Difference Equations

 

 

Introduction 

Solving Difference Equations 

Example 1: Solving Difference Equation 

Example 2: Solving Difference Equation

Difference Equations with Unilateral Z Transform 

Example 3: Solving Difference Equation with Initial Conditions 

Example 4: Solving Difference Equation with Initial Conditions 

 

 

Introduction

Difference equations are called the equations of which the present value of the discrete output is function of the present and previous values of the discrete input and the previous values of the discrete output. For example a difference equation is:

Generally the difference equations are of the form:

 

Solving Difference Equations

Solving the Difference Equations we get a function of the output which allows us to directly compute the value of the output for any discrete value of time, without having to compute all the intermediate values of the output. 

For large and complicated equations, solving Difference Equations can become a very difficult task. Also solving systems of Difference Equations is a very difficult task. However, there is a tool that simplifies the calculations to something that can be relatively easy to calculate. This tool is the Z Transform. 

The concept is simple. Instead of calculating the solution of a Difference Equation directly by the usual methods, apply Z Transform, convert it to algebraic form, solve it and then inversely convert the solution to the form it should be.

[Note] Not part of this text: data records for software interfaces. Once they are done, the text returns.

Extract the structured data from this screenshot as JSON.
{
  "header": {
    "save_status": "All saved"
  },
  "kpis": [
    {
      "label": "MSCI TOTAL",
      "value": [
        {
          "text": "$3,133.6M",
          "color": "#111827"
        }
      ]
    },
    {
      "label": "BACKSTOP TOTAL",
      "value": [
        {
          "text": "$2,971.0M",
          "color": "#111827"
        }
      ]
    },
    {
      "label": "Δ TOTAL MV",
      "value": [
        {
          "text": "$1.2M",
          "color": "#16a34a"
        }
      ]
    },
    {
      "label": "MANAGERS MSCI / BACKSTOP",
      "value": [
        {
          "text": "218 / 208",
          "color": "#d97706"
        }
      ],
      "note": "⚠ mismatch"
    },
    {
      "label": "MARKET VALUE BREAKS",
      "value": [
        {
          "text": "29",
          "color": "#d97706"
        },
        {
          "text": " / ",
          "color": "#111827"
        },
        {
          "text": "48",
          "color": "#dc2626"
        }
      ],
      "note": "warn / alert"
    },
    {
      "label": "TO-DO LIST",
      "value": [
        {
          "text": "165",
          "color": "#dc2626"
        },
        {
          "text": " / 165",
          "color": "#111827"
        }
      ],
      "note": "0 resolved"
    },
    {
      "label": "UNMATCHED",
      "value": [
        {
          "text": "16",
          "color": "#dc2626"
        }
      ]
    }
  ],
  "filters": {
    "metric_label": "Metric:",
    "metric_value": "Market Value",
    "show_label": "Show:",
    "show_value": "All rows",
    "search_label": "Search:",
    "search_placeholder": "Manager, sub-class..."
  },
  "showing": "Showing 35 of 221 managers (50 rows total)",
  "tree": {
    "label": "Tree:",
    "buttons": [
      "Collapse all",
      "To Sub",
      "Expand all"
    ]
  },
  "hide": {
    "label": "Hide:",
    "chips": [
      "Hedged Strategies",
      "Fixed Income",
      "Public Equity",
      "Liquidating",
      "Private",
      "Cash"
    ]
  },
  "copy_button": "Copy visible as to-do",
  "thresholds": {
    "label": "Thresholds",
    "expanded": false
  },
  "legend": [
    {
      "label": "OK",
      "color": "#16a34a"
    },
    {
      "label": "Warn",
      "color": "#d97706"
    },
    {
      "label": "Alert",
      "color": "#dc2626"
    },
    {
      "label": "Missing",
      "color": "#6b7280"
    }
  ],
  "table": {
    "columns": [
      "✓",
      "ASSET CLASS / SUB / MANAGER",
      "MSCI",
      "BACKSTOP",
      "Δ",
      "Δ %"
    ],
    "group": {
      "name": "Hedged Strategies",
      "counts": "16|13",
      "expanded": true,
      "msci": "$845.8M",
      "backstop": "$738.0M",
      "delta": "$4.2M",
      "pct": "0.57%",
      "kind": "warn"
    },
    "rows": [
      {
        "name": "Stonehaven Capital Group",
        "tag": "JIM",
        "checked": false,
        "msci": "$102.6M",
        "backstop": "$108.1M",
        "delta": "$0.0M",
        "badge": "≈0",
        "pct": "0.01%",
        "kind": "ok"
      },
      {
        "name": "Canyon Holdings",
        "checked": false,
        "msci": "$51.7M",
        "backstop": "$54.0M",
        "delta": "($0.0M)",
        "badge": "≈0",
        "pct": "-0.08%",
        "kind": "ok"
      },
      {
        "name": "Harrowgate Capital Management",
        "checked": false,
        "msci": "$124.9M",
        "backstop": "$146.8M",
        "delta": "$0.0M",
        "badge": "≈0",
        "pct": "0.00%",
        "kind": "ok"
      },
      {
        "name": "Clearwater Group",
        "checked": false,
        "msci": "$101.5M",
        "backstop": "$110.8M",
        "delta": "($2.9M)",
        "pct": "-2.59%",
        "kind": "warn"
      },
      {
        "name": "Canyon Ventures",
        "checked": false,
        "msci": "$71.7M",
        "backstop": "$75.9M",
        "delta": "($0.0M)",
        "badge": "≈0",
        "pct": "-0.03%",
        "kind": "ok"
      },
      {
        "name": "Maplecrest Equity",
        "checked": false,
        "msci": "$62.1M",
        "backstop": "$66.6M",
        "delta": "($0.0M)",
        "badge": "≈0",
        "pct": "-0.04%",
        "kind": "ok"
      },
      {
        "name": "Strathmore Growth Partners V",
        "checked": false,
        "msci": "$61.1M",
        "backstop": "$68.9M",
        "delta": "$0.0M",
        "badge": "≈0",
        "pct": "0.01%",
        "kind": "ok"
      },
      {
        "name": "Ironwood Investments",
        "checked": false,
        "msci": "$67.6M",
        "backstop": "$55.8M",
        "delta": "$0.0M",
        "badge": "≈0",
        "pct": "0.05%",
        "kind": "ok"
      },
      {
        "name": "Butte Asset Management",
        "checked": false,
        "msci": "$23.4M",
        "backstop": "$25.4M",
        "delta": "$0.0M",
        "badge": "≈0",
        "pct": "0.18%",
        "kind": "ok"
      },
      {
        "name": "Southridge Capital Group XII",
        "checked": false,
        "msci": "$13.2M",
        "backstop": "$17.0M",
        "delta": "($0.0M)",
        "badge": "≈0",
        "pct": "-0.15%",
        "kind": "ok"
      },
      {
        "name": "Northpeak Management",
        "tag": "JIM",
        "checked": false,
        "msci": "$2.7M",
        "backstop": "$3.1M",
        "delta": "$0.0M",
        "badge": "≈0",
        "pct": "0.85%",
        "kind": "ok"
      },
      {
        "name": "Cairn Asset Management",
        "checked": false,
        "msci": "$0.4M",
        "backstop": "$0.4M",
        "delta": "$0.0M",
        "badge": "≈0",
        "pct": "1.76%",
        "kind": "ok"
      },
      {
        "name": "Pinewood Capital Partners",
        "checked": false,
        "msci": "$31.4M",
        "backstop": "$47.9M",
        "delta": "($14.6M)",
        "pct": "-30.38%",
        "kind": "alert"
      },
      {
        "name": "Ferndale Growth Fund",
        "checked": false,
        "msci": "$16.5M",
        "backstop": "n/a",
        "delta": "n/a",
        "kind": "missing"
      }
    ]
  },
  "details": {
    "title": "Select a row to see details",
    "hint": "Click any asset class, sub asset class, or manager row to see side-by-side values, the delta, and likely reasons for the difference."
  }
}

Figure 1: Solving Difference Equations

 

Example 1: Solving Difference Equation

Calculating the coefficients: 

Substituting the coefficients:

From the previous example we can see that initially we had a difference equation in which, in order to calculate any value of y(n), we had to know the value of the previous output y(n-1). Solving the difference equation supplies us a function which allows us to directly calculate any value of y(n).

Example 2: Solving Difference Equation

 

Difference Equations with Unilateral Z Transform

There are cases that we know the initial conditions of causal difference equations (for which n>=0). The time delay property of these cases is a little bit different. The transform of the delay for shift m<0 is:

 

Specifically for m=1 and m=2 we have:

 

Similarly for shift m>0 we can calculate:

 

Specifically for m=1 and m=2 we have:

 

Example 3: Solving Difference Equation with Initial Conditions

The initial conditions for this example are:

So:

Calculating the coefficients:

Substituting the coefficients:

 

Example 4: Solving Difference Equation with Initial Conditions

The initial condition for this example is:

So:

Calculating the coefficients:

Substituting the coefficients: